“As the world becomes more connected, more transparent, and more diverse, businesses need a new type of leadership.”
That was the lead sentence in a Forbes article by Bonnie Marcus entitled “What Are the Most Important Leadership Skills for the Future?“.
Marcus was citing the 2019 Global Human Capital Trends report by Deloitte. Deloitte researchers polled nearly 10,000 respondents in 119 countries for a global view of what CEO’s view as their most important measure of success, and interestingly, profit came in fourth. Number one was societal impact, followed by customer satisfaction and employee satisfaction.
The researchers suggest that businesses need to reinvent themselves for this connected, transparent and diverse world.
“…The magnitude of the disruptions to work, workers, and the workforce – and their consequent impact on employers – are why we have deliberately chose the word “reinvent.” Reinvention goes back to the core – the foundation of an organization. This is not about tinkering at the edges…”
The report noted that “…the paradox of today is that while we live in a world of amazing technology, it is – and always will be – human potential that moves us forward.”
That resonates with me. Whether teaching in the Creighton University Interdisciplinary Doctorate in Leadership or in Merrimack College’s Certificate in Catholic School Leadership, the focus in my tech courses is always on the human dimension. Harold Jarche in a recent post on innovation stated:
“…Innovation is like democracy, it needs people to be free within the system in order to work. Empowering knowledge artisans to use their own cognitive tools creates an environment of experimentation, instead of adherence to established processes. Look at a start-up company and you will see it is filled with knowledge artisans, using their own tools and connecting to outside social networks to get work done. They can be programmers, marketers, salespeople. Their distinguishing characteristic is seeking and sharing information to complete tasks. Knowledge artisans not only design the work, but they can also do the work. There is no innovation assembly line.”
Jarche does not really mention technology…he is focused on the human capital.
The Deloitte report breaks down ten human capital trends in three categories:
(1) The Future of the Workforce
- The Alternative Workforce: It’s now mainstream
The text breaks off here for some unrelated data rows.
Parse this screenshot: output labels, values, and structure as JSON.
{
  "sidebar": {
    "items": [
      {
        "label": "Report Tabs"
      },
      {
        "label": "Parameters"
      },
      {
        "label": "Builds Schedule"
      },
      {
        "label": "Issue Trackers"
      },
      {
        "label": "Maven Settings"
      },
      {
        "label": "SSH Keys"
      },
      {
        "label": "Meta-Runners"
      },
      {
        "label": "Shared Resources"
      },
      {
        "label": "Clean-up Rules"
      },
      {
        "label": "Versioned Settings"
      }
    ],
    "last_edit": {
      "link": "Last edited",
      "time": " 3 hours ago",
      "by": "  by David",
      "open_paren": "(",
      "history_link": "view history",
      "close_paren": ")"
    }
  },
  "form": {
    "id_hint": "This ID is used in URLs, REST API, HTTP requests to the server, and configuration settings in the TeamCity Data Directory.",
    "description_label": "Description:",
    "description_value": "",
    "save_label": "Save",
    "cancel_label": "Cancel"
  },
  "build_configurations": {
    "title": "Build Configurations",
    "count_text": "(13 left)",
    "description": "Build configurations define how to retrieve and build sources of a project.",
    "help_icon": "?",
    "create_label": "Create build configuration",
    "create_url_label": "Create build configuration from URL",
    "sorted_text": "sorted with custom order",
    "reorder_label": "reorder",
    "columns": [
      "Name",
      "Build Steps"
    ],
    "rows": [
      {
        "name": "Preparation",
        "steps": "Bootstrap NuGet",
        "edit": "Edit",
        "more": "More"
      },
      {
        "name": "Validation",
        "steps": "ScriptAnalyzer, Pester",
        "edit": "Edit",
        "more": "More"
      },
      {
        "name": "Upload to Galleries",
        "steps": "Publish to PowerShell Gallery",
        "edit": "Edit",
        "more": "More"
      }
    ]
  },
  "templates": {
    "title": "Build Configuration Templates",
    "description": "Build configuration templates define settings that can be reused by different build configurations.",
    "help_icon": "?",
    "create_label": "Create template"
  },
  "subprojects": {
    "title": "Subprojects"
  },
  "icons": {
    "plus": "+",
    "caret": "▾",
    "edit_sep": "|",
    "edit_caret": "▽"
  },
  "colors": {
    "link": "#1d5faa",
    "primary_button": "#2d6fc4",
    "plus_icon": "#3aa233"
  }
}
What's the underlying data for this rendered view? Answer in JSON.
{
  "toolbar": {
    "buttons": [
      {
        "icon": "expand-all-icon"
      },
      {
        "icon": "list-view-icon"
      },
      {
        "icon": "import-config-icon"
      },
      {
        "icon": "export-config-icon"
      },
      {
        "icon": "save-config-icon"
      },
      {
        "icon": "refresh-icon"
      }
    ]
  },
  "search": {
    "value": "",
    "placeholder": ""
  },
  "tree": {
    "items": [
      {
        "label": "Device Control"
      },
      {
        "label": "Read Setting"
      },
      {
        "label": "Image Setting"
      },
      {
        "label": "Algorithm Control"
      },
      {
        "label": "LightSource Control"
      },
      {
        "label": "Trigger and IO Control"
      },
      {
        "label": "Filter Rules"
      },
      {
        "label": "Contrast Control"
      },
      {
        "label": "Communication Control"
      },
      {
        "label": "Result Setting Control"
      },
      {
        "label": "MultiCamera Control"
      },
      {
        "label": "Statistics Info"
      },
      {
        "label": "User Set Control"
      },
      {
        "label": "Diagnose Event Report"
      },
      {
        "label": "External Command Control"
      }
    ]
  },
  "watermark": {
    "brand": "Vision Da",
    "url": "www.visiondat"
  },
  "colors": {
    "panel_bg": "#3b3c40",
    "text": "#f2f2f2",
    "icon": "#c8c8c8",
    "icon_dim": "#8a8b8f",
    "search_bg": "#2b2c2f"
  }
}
- From Jobs to Superjobs: More digital, more multidisciplinary, and more data-driven
- 21st Century Leadership: Intersection of traditional with new context (like AI)
(2) The Future of the Organization
- The Human Experience: Putting Meaning back into Work
- Organizational Performance: It’s a team sport
- Rewards: Closing the gap
(3) The Future of HR
- Accessing Talent: It’s more than acquisition
- Learning in the flow of life: More integrated with work, more personal, and increasingly lifelong
- Talent mobility: Winning the war on the home front
- HR Cloud: A launch pad, not a destination
Those surveyed in this report note that importance outstrips readiness across all ten of these trends. The researchers suggest that reinvention can happen in one of three ways – Refresh, Rewire, or Recode. Refreshing involves updating and improving existing practices. Rewiring involves creating new connections that change the strategic direction. And recoding suggests starting over and designing from scratch. The researchers note that whether one refreshes, rewires, or recodes, it must involve technology…and it must be bold – again, no tinkering at the edges.
For my leadership students in business disciplines, I do not think this will strike them as too unusual. But I wonder about my leadership students in education? First, are we preparing our students for this future? And do schools and universities need to refresh, rewire, or recode in order to help students prepare?
The bulk of the report dives in to detailed suggestions for each of these ten human capital trends. The top three trends noted by those polled as being most urgent were Learning, Leadership, and the Human Experience. As Northeastern’s Academic Plan 2025 noted, higher education needs to move to a more agile and lifelong impact model. This recent Deloitte Report suggests they are on the right path.
For those taking my leadership courses (as well as any others), I would be interested in your thoughts. Do these trends align with the direction you see your organization headed?